The Pentagon wants bright college kids to help them design and perfect software that will allow government agents to quickly single out individuals from still photos and video footage of crowd scenes. As with most government projects, this particular operation has been given an innocuous and meaningless name: Innovation House Study.

Even amongst fiscal conservatives, defending curbside recycling is an almost knee-jerk reaction: Of course, it’s beneficial. But what if it doesn’t provide its claimed benefits?

Some of the biggest “Green” environmental organizations in the world engage in blatant deception and propaganda to fill their coffers, leaving destruction and ruined lives in their wake, according to Icelandic investigative journalist Magnus Gudmundsson. In an exclusive interview with The New American at the United Nations Rio+20 Conference on Sustainable Development last month, he also wondered whether the latest UN “sustainability” craze was simply more of the same fraud. 

In over 20 years of tracking non-governmental organizations’ (NGOs) environmental campaigns, Gudmundsson has documented a vast array of deliberate lies concocted by groups such as Greenpeace and other major players. He has also been one of the only journalists in the world to really cover the effects of the deception on the affected communities — especially in the Arctic.

Have you ever heard of a tech company called Neustar? Probably not, and that’s just the way the government wants to keep it. Neustar is a relatively new company that is playing a large, albeit secret, role in the expansion of the surveillance state. According to published reports, Neustar handles the law enforcement surveillance and user data requests for over 400 telecommunications companies. To accommodate their clients’ demands, Neustar maintains a database containing information on every cell phone in the United States — including yours.

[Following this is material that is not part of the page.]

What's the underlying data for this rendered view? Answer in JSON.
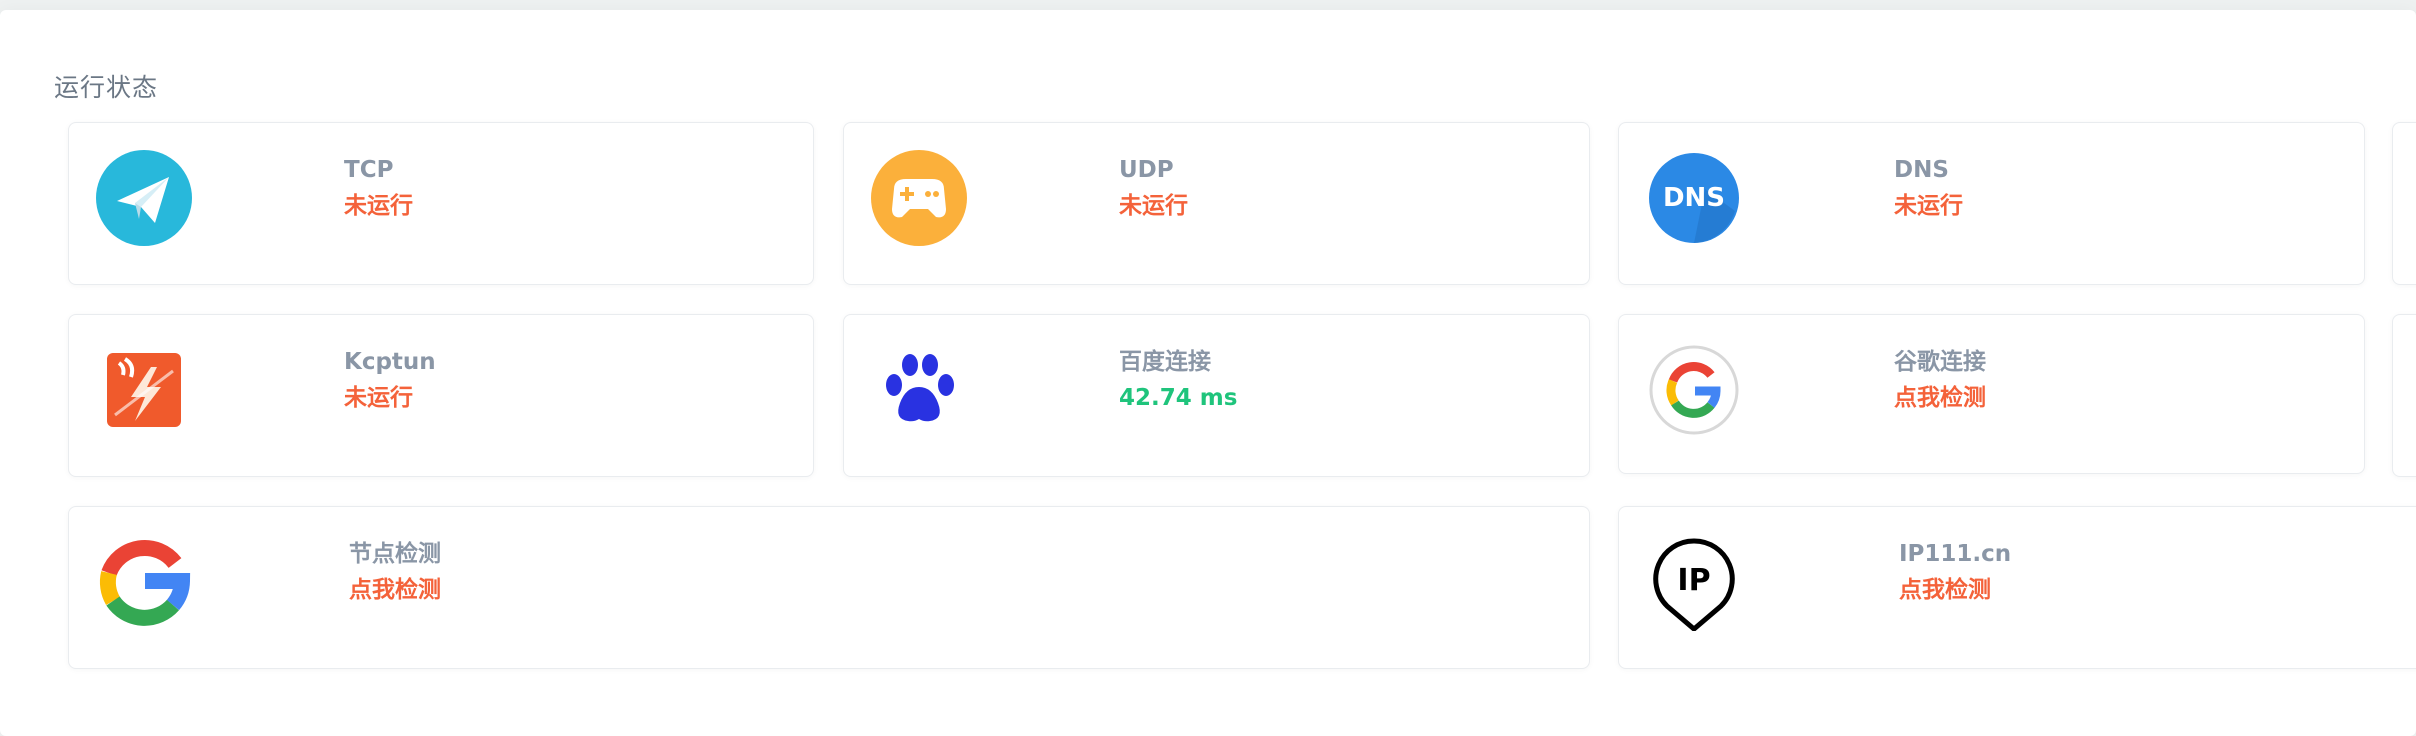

Another American solar firm is purportedly in financial disarray after receiving millions of dollars in grants from the U.S. Department of Energy (DOE). Only a year after it opened, the Amonix solar manufacturing plant located in North Las Vegas has idled production, leaving serious questions about the company’s financial viability and whether taxpayers will be burdened with another multi-million-dollar DOE-subsidized boondoggle.